When snow on mountaintops melts slowly through the warmer months of the year, there is a steady supply of water for the ecosystem and for cities, towns, and farms. However, when dust causes snow to melt quickly in the spring, there is less water for the ecosystem and for humans during summer and fall.

To study the impact of dust on snow and tundra plants, the scientists simulated dust effects on snowmelt in areas of the San Juan Mountains. They measured how much dust sped up snowmelt, and how the life cycles of alpine plants were changed.

The timing of snowmelt signals to mountain plants that it's time to start growing and flowering. Early snowmelt caused by dust could change this, which could affect the whole ecosystem. For example, many species of plants could flower at the same time, increasing competition for water and nutrients.

"With increasing dust deposition from drying and warming in the deserts," said scientist Heidi Steltzer, who led the study, "the composition of alpine meadows could change as some species increase in abundance, while others are lost, possibly forever."

Last modified July 7, 2009 by Lisa Gardiner.

You might also be interested in:

Cool It! Game

Check out our online store - minerals, fossils, books, activities, jewelry, and household items!...more

Kingdom Plantae

Kingdom Plantae contains almost 300,000 different species of plants. It is not the largest kingdom, but it is a very important one! In the process known as "photosynthesis", plants use the energy of the...more

Tundra Biome

In the very cold places of the world, survival isn't easy.
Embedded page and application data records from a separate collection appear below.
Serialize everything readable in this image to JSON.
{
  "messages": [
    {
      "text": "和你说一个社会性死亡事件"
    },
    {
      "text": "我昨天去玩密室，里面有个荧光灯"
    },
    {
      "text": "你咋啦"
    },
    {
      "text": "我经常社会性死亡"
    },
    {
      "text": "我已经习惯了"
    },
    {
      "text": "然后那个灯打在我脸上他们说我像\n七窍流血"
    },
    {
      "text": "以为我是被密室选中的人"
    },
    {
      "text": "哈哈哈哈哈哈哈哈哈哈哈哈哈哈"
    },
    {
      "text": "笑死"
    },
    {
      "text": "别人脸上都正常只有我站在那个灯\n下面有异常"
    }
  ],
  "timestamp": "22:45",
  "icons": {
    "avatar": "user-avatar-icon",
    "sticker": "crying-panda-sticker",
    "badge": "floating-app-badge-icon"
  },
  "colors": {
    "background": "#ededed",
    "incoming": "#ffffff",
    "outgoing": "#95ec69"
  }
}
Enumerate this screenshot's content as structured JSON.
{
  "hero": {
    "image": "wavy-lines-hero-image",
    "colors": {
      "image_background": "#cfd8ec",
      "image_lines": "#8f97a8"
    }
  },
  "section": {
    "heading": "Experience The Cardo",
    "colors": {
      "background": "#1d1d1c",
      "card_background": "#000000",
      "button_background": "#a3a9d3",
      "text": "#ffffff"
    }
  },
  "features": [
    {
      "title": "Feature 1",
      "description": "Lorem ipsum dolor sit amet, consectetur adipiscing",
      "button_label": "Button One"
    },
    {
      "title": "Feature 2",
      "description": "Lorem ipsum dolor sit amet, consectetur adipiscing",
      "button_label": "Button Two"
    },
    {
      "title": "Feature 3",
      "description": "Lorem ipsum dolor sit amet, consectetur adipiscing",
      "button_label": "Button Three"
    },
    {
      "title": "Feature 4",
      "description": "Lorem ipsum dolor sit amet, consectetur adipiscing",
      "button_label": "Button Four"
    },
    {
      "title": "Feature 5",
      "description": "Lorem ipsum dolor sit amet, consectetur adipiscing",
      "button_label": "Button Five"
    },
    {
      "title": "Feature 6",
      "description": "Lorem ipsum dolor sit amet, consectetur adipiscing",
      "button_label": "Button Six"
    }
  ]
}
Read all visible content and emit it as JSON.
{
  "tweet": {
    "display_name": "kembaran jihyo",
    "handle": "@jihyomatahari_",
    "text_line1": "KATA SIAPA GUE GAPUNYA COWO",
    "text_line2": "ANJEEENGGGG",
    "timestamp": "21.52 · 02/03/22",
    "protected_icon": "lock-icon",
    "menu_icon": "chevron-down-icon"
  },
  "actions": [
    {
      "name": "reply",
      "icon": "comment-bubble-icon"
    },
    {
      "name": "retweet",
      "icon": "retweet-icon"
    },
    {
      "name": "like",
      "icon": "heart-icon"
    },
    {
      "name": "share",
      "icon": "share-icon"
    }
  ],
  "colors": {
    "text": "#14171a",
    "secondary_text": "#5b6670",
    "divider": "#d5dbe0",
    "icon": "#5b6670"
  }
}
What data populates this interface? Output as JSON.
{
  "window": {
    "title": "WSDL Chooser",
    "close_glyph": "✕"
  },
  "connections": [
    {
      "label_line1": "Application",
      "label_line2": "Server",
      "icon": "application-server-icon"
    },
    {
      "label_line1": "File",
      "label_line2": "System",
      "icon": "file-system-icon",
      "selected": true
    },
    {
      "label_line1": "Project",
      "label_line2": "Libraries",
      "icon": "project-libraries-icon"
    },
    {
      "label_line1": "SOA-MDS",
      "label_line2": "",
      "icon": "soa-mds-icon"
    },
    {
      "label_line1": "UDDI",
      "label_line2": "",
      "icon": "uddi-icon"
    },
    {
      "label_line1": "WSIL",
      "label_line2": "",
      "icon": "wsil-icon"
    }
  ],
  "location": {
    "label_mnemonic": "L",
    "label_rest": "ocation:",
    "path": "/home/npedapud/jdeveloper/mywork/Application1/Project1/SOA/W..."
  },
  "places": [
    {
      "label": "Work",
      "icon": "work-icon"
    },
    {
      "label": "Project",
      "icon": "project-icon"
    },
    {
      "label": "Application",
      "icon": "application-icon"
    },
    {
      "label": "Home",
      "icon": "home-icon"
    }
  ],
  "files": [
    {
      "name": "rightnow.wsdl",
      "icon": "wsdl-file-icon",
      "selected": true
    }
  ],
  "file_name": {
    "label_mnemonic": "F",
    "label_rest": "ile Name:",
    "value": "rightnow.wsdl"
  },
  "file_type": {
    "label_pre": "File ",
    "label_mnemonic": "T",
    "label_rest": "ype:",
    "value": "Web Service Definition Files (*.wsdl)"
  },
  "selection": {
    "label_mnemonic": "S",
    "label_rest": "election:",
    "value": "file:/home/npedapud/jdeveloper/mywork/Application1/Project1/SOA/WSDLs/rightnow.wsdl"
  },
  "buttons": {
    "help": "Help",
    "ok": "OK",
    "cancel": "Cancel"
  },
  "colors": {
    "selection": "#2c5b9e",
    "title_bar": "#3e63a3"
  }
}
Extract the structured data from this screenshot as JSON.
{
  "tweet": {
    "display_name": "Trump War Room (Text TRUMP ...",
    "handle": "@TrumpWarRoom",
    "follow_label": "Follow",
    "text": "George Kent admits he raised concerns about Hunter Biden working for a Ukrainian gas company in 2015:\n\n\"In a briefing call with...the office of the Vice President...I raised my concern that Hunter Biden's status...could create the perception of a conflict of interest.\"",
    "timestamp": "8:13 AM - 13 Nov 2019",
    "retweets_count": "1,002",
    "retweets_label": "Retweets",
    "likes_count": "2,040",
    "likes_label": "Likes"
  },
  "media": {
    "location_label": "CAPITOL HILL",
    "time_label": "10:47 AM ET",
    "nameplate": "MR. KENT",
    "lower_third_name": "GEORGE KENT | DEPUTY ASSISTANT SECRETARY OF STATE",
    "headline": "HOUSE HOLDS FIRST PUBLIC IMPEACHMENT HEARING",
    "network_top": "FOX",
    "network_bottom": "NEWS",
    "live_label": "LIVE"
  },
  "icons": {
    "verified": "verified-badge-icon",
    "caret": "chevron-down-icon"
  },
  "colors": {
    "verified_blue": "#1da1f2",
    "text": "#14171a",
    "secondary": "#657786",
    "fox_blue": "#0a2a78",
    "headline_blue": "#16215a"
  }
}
The soil is frozen, its top surface thawing only during summer, and no trees can grow. Yet plants and animals that are adapted for the harsh...more

Global Warming: Scientists Say Earth Is Heating Up

Earth’s climate is warming. During the 20th Century Earth’s average temperature rose 0.6° Celsius (1.1°F). Scientists are finding that the change in temperature has been causing other aspects of our planet...more

The Desert Biome

Deserts are full of interesting questions. How can anything survive in a place with hardly any water? Why is it so dry to begin with? You can find at least one desert on every continent except Europe....more

Biomes and Ecosystems

Biomes are large regions of the world with similar plants, animals, and other living things that are adapted to the climate and other conditions. Explore the links below to learn more about different biomes....more

Triggers of Volcanic Eruptions in Oregon's Mount Hood Investigated

Scientists have learned that Mount Hood, Oregon's tallest mountain, has erupted in the past due to the mixing of two different types of magma. "The data will help give us a better road map to what a future...more

Oldest Earth Mantle Reservoir Discovered

The Earth's mantle is a rocky, solid shell that is between the Earth's crust and the outer core, and makes up about 84 percent of the Earth's volume. The mantle is made up of many distinct portions or...more

Windows to the Universe, a project of the National Earth Science Teachers Association, is sponsored in part is sponsored in part through grants from federal agencies (NASA and NOAA), and partnerships with affiliated organizations, including the American Geophysical Union, the Howard Hughes Medical Institute, the Earth System Information Partnership, the American Meteorological Society, the National Center for Science Education, and TERC. The American Geophysical Union and the American Geosciences Institute are Windows to the Universe Founding Partners. NESTA welcomes new Institutional Affiliates in support of our ongoing programs, as well as collaborations on new projects. Contact NESTA for more information. NASA ESIP NCSE HHMI AGU AGI AMS NOAA